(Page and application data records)
··········

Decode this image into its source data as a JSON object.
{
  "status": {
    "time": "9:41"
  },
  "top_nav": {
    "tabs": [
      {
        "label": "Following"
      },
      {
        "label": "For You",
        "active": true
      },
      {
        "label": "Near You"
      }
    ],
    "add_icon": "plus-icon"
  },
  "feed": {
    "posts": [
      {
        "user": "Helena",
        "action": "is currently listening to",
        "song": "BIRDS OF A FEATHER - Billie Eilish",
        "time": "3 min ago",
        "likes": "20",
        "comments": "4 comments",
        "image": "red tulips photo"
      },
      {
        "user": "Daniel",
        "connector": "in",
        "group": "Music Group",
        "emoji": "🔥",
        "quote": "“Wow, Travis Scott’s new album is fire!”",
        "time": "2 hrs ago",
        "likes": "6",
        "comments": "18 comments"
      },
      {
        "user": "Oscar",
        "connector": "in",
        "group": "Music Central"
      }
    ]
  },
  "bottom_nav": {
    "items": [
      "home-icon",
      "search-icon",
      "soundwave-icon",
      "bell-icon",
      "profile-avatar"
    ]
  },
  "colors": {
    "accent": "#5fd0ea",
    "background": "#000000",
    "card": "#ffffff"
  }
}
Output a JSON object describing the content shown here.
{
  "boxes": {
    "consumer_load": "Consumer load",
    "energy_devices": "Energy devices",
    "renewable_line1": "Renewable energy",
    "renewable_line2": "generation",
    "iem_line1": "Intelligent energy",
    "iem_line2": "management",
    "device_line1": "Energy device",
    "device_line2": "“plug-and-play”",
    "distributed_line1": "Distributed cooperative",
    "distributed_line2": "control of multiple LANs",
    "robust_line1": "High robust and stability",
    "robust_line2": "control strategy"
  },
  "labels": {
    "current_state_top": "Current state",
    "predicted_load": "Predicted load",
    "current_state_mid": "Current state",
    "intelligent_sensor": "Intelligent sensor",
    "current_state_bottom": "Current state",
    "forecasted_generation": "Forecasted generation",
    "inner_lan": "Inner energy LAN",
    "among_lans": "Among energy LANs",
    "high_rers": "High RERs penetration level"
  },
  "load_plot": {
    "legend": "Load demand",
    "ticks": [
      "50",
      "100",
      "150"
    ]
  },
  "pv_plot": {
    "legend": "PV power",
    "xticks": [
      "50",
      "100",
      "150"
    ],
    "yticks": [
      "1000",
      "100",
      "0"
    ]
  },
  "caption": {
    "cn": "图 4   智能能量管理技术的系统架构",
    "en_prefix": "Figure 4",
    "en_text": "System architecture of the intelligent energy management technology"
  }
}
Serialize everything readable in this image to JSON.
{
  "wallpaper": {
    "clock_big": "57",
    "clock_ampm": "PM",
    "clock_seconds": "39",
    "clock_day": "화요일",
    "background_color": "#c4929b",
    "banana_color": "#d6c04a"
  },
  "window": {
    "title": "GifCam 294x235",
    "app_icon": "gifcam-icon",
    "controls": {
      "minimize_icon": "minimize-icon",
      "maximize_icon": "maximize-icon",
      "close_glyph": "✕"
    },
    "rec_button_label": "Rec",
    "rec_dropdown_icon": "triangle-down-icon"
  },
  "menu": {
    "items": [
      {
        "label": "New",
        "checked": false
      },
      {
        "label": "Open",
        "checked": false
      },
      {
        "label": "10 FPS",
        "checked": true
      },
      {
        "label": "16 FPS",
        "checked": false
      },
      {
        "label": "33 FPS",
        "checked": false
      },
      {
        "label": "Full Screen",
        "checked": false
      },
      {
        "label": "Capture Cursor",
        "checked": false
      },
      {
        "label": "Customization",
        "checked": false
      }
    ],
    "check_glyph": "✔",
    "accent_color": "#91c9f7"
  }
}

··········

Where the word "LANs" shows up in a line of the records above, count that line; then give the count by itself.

2